Work to be completed: Going line by line through the entries below, tally those that hold the string "JSON". Give only the total.

BEGIN Listed records

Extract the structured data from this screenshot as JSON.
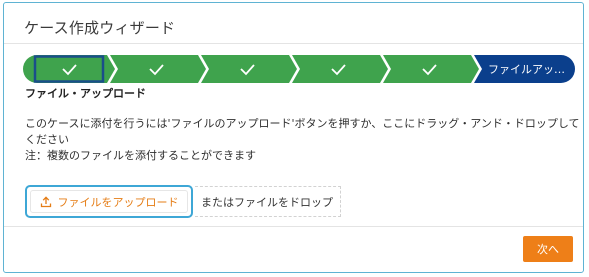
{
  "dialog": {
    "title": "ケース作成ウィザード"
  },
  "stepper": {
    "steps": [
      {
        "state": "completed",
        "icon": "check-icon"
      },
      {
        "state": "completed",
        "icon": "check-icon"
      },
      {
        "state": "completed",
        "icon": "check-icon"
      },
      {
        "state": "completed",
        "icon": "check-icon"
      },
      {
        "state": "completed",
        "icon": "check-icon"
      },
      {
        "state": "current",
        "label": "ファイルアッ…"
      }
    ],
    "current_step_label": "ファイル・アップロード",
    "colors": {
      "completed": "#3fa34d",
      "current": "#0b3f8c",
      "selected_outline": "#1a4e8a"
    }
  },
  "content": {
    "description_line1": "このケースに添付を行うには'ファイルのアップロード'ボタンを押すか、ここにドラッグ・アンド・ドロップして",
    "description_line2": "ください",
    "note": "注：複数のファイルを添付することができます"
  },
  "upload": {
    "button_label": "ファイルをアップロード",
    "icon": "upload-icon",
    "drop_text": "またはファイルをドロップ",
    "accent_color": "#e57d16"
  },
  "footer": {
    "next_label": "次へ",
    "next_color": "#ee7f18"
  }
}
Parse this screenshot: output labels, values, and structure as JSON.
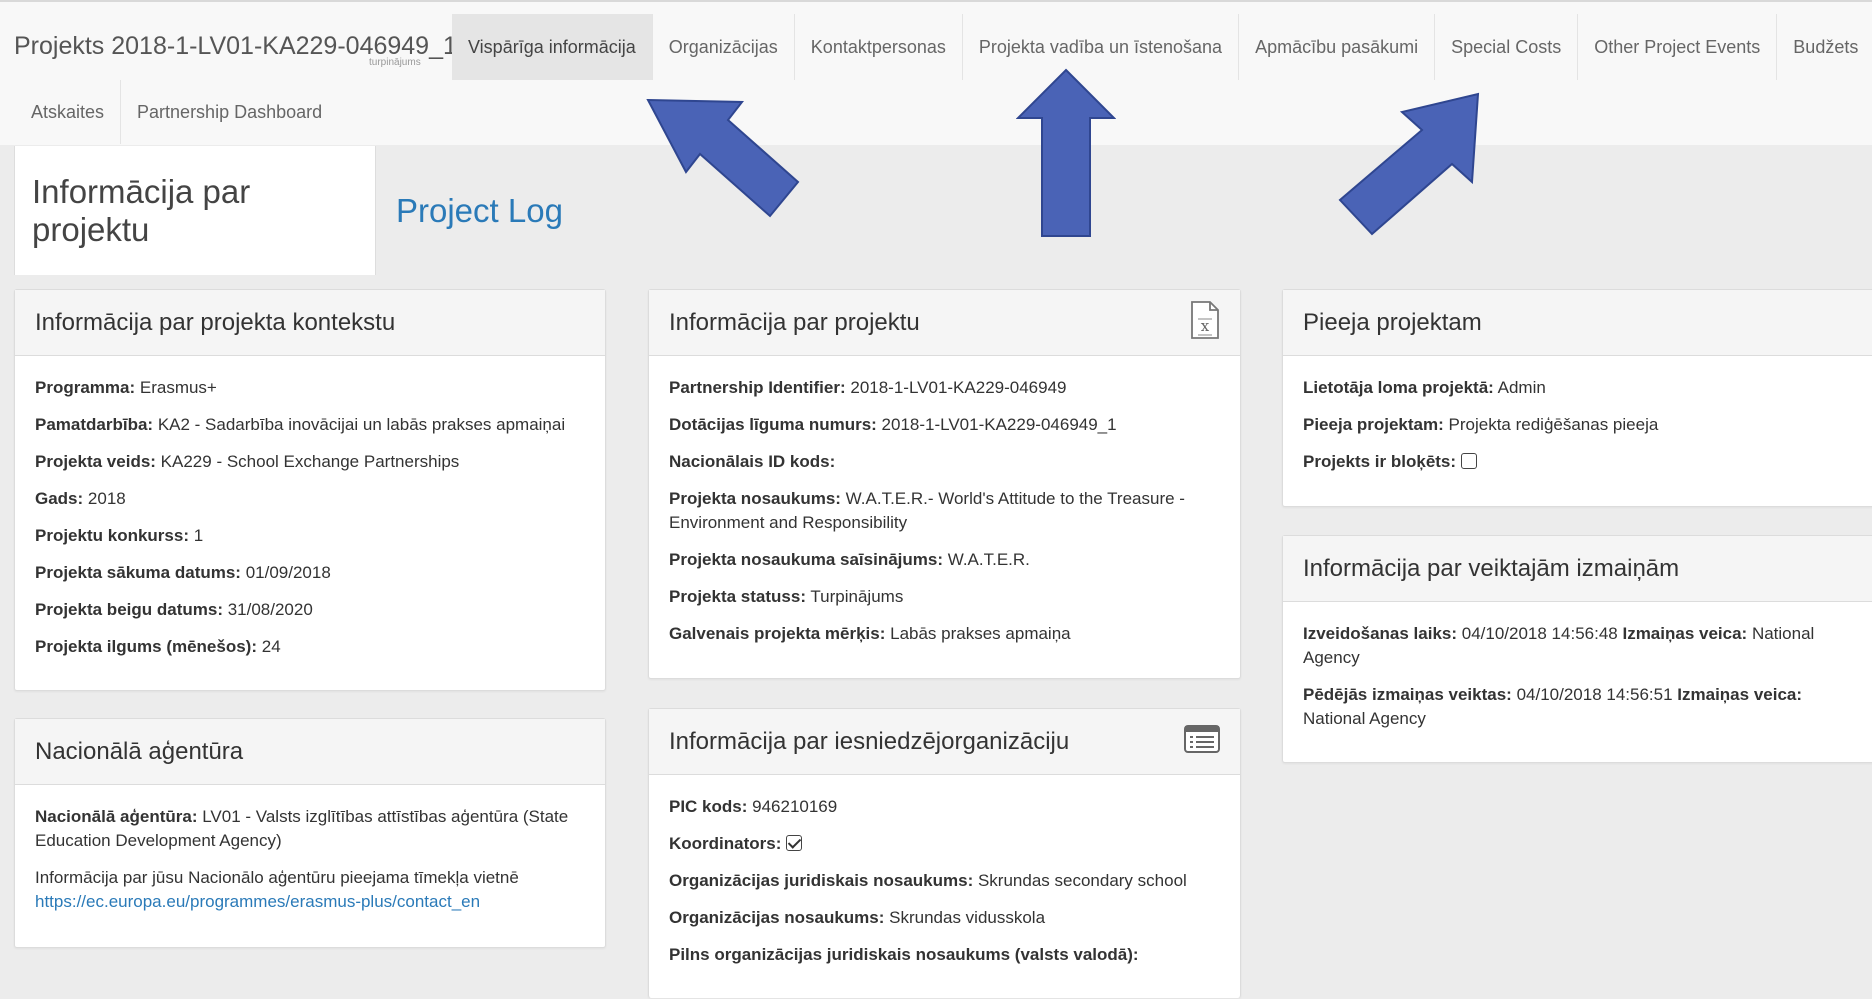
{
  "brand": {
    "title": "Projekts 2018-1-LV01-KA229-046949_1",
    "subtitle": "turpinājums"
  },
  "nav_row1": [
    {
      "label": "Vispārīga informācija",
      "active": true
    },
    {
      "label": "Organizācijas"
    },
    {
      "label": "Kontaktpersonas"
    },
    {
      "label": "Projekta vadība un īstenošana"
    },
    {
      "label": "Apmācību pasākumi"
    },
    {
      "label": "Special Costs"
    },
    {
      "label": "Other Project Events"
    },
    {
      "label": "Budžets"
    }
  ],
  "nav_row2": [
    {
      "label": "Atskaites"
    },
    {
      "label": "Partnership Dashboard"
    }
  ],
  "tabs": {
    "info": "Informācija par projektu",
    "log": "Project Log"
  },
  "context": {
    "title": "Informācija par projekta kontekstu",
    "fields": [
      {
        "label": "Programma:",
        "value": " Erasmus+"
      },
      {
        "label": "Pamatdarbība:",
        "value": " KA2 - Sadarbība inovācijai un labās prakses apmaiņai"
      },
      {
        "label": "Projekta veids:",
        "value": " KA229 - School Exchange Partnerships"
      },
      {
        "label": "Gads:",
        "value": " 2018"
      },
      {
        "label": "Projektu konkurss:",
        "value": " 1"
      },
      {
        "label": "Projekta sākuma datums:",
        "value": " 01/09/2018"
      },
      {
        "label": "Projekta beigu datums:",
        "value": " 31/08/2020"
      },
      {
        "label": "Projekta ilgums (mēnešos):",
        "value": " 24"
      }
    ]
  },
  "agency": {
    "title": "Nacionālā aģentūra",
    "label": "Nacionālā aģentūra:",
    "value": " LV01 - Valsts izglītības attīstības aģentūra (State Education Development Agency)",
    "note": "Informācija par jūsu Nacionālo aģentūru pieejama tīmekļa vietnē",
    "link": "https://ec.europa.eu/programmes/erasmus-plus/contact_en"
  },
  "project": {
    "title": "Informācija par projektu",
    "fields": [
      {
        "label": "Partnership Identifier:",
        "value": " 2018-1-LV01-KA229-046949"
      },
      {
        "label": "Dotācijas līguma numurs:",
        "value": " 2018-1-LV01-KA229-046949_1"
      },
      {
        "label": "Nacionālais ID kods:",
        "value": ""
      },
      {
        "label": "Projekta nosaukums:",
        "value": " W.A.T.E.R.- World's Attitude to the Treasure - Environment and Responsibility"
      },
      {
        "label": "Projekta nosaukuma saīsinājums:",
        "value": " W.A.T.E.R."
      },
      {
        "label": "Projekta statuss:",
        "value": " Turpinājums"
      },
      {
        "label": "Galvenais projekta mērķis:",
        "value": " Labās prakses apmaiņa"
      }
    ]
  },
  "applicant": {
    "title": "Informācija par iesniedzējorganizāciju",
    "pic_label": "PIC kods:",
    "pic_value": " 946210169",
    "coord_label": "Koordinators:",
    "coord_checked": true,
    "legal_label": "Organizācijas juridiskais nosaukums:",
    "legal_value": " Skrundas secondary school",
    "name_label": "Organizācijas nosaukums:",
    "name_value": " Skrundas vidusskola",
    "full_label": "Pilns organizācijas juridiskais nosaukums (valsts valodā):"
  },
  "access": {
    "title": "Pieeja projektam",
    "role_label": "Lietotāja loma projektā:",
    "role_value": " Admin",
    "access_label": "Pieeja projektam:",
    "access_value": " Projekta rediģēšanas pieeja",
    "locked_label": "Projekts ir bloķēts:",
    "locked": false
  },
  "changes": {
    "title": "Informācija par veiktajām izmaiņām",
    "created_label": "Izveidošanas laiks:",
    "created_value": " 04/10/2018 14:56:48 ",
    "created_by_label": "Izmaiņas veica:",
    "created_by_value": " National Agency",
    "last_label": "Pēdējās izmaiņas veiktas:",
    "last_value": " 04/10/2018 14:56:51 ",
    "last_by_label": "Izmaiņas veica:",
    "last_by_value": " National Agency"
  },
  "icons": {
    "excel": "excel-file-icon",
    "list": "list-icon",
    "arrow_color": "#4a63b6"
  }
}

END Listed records

Written solution: 2